**Problem details**
Retype every record that appears below, unchanged.

Start of Block

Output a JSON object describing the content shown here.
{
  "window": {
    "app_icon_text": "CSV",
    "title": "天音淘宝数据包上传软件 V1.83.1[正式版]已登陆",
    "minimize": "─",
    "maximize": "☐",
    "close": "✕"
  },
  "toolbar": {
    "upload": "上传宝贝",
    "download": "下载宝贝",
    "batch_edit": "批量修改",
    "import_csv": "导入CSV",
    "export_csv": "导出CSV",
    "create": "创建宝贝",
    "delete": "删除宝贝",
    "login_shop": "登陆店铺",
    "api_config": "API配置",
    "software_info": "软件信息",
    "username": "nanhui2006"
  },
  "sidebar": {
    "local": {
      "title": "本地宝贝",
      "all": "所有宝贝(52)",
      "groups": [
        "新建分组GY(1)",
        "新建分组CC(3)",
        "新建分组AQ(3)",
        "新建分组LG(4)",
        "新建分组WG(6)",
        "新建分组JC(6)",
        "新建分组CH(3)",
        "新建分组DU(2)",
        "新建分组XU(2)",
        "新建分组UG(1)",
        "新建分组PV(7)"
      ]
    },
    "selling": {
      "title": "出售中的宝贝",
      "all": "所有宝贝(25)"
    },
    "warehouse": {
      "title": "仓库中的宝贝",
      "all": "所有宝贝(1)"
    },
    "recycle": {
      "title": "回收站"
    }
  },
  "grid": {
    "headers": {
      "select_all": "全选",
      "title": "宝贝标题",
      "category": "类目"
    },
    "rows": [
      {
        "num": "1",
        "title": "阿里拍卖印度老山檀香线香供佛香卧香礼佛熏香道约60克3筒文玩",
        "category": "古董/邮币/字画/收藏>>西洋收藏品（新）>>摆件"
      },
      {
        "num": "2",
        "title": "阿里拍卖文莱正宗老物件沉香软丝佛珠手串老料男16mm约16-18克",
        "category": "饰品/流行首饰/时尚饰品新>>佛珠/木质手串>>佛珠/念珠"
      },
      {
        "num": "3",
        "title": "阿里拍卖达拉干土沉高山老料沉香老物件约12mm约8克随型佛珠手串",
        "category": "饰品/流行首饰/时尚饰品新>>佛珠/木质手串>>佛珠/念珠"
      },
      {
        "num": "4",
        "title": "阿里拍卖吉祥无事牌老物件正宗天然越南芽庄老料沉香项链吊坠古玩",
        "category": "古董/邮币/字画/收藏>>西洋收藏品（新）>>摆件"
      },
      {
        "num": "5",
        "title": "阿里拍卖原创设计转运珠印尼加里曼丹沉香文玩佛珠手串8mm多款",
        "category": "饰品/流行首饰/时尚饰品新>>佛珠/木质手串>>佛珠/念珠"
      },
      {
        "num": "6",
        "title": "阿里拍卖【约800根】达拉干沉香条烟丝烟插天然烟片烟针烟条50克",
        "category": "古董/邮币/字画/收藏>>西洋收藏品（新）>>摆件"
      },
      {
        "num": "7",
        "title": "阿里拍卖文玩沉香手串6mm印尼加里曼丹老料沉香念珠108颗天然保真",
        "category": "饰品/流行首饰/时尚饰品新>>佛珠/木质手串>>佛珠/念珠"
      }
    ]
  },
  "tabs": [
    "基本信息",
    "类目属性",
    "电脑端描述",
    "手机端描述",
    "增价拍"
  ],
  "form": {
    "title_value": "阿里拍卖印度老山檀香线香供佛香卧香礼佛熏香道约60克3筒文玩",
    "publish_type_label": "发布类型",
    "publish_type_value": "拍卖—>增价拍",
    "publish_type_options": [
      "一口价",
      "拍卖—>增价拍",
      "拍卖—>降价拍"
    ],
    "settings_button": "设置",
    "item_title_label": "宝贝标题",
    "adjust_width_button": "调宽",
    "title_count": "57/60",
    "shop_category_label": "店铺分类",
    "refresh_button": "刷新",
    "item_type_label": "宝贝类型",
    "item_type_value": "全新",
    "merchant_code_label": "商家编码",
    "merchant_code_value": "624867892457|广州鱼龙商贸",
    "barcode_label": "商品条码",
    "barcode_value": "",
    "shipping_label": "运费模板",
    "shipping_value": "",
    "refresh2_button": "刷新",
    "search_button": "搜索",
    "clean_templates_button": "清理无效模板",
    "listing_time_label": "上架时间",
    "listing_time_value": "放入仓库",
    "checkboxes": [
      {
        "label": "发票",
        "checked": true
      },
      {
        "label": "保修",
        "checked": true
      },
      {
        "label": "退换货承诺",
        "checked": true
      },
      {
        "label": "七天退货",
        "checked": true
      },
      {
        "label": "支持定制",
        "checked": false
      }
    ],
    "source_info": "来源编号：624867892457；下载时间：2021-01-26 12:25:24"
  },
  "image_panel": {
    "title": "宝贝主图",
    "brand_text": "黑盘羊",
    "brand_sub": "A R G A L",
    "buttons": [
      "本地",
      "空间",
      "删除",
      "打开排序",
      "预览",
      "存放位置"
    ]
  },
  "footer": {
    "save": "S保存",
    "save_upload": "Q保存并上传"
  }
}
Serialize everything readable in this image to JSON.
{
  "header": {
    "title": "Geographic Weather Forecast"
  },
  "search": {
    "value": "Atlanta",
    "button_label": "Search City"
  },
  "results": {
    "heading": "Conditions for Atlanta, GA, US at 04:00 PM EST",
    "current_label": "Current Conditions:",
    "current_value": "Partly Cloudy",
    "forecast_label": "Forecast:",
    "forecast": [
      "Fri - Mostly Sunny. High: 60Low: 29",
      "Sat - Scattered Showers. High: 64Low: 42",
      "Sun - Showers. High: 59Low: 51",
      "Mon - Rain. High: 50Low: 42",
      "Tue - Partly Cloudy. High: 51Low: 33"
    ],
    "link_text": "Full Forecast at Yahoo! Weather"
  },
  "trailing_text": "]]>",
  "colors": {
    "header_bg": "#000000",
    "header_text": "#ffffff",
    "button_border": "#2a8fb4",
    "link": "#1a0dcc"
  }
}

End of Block

**Final answer**
Output a JSON object describing the content shown here.
{
  "window": {
    "app_icon_text": "CSV",
    "title": "天音淘宝数据包上传软件 V1.83.1[正式版]已登陆",
    "minimize": "─",
    "maximize": "☐",
    "close": "✕"
  },
  "toolbar": {
    "upload": "上传宝贝",
    "download": "下载宝贝",
    "batch_edit": "批量修改",
    "import_csv": "导入CSV",
    "export_csv": "导出CSV",
    "create": "创建宝贝",
    "delete": "删除宝贝",
    "login_shop": "登陆店铺",
    "api_config": "API配置",
    "software_info": "软件信息",
    "username": "nanhui2006"
  },
  "sidebar": {
    "local": {
      "title": "本地宝贝",
      "all": "所有宝贝(52)",
      "groups": [
        "新建分组GY(1)",
        "新建分组CC(3)",
        "新建分组AQ(3)",
        "新建分组LG(4)",
        "新建分组WG(6)",
        "新建分组JC(6)",
        "新建分组CH(3)",
        "新建分组DU(2)",
        "新建分组XU(2)",
        "新建分组UG(1)",
        "新建分组PV(7)"
      ]
    },
    "selling": {
      "title": "出售中的宝贝",
      "all": "所有宝贝(25)"
    },
    "warehouse": {
      "title": "仓库中的宝贝",
      "all": "所有宝贝(1)"
    },
    "recycle": {
      "title": "回收站"
    }
  },
  "grid": {
    "headers": {
      "select_all": "全选",
      "title": "宝贝标题",
      "category": "类目"
    },
    "rows": [
      {
        "num": "1",
        "title": "阿里拍卖印度老山檀香线香供佛香卧香礼佛熏香道约60克3筒文玩",
        "category": "古董/邮币/字画/收藏>>西洋收藏品（新）>>摆件"
      },
      {
        "num": "2",
        "title": "阿里拍卖文莱正宗老物件沉香软丝佛珠手串老料男16mm约16-18克",
        "category": "饰品/流行首饰/时尚饰品新>>佛珠/木质手串>>佛珠/念珠"
      },
      {
        "num": "3",
        "title": "阿里拍卖达拉干土沉高山老料沉香老物件约12mm约8克随型佛珠手串",
        "category": "饰品/流行首饰/时尚饰品新>>佛珠/木质手串>>佛珠/念珠"
      },
      {
        "num": "4",
        "title": "阿里拍卖吉祥无事牌老物件正宗天然越南芽庄老料沉香项链吊坠古玩",
        "category": "古董/邮币/字画/收藏>>西洋收藏品（新）>>摆件"
      },
      {
        "num": "5",
        "title": "阿里拍卖原创设计转运珠印尼加里曼丹沉香文玩佛珠手串8mm多款",
        "category": "饰品/流行首饰/时尚饰品新>>佛珠/木质手串>>佛珠/念珠"
      },
      {
        "num": "6",
        "title": "阿里拍卖【约800根】达拉干沉香条烟丝烟插天然烟片烟针烟条50克",
        "category": "古董/邮币/字画/收藏>>西洋收藏品（新）>>摆件"
      },
      {
        "num": "7",
        "title": "阿里拍卖文玩沉香手串6mm印尼加里曼丹老料沉香念珠108颗天然保真",
        "category": "饰品/流行首饰/时尚饰品新>>佛珠/木质手串>>佛珠/念珠"
      }
    ]
  },
  "tabs": [
    "基本信息",
    "类目属性",
    "电脑端描述",
    "手机端描述",
    "增价拍"
  ],
  "form": {
    "title_value": "阿里拍卖印度老山檀香线香供佛香卧香礼佛熏香道约60克3筒文玩",
    "publish_type_label": "发布类型",
    "publish_type_value": "拍卖—>增价拍",
    "publish_type_options": [
      "一口价",
      "拍卖—>增价拍",
      "拍卖—>降价拍"
    ],
    "settings_button": "设置",
    "item_title_label": "宝贝标题",
    "adjust_width_button": "调宽",
    "title_count": "57/60",
    "shop_category_label": "店铺分类",
    "refresh_button": "刷新",
    "item_type_label": "宝贝类型",
    "item_type_value": "全新",
    "merchant_code_label": "商家编码",
    "merchant_code_value": "624867892457|广州鱼龙商贸",
    "barcode_label": "商品条码",
    "barcode_value": "",
    "shipping_label": "运费模板",
    "shipping_value": "",
    "refresh2_button": "刷新",
    "search_button": "搜索",
    "clean_templates_button": "清理无效模板",
    "listing_time_label": "上架时间",
    "listing_time_value": "放入仓库",
    "checkboxes": [
      {
        "label": "发票",
        "checked": true
      },
      {
        "label": "保修",
        "checked": true
      },
      {
        "label": "退换货承诺",
        "checked": true
      },
      {
        "label": "七天退货",
        "checked": true
      },
      {
        "label": "支持定制",
        "checked": false
      }
    ],
    "source_info": "来源编号：624867892457；下载时间：2021-01-26 12:25:24"
  },
  "image_panel": {
    "title": "宝贝主图",
    "brand_text": "黑盘羊",
    "brand_sub": "A R G A L",
    "buttons": [
      "本地",
      "空间",
      "删除",
      "打开排序",
      "预览",
      "存放位置"
    ]
  },
  "footer": {
    "save": "S保存",
    "save_upload": "Q保存并上传"
  }
}
Serialize everything readable in this image to JSON.
{
  "header": {
    "title": "Geographic Weather Forecast"
  },
  "search": {
    "value": "Atlanta",
    "button_label": "Search City"
  },
  "results": {
    "heading": "Conditions for Atlanta, GA, US at 04:00 PM EST",
    "current_label": "Current Conditions:",
    "current_value": "Partly Cloudy",
    "forecast_label": "Forecast:",
    "forecast": [
      "Fri - Mostly Sunny. High: 60Low: 29",
      "Sat - Scattered Showers. High: 64Low: 42",
      "Sun - Showers. High: 59Low: 51",
      "Mon - Rain. High: 50Low: 42",
      "Tue - Partly Cloudy. High: 51Low: 33"
    ],
    "link_text": "Full Forecast at Yahoo! Weather"
  },
  "trailing_text": "]]>",
  "colors": {
    "header_bg": "#000000",
    "header_text": "#ffffff",
    "button_border": "#2a8fb4",
    "link": "#1a0dcc"
  }
}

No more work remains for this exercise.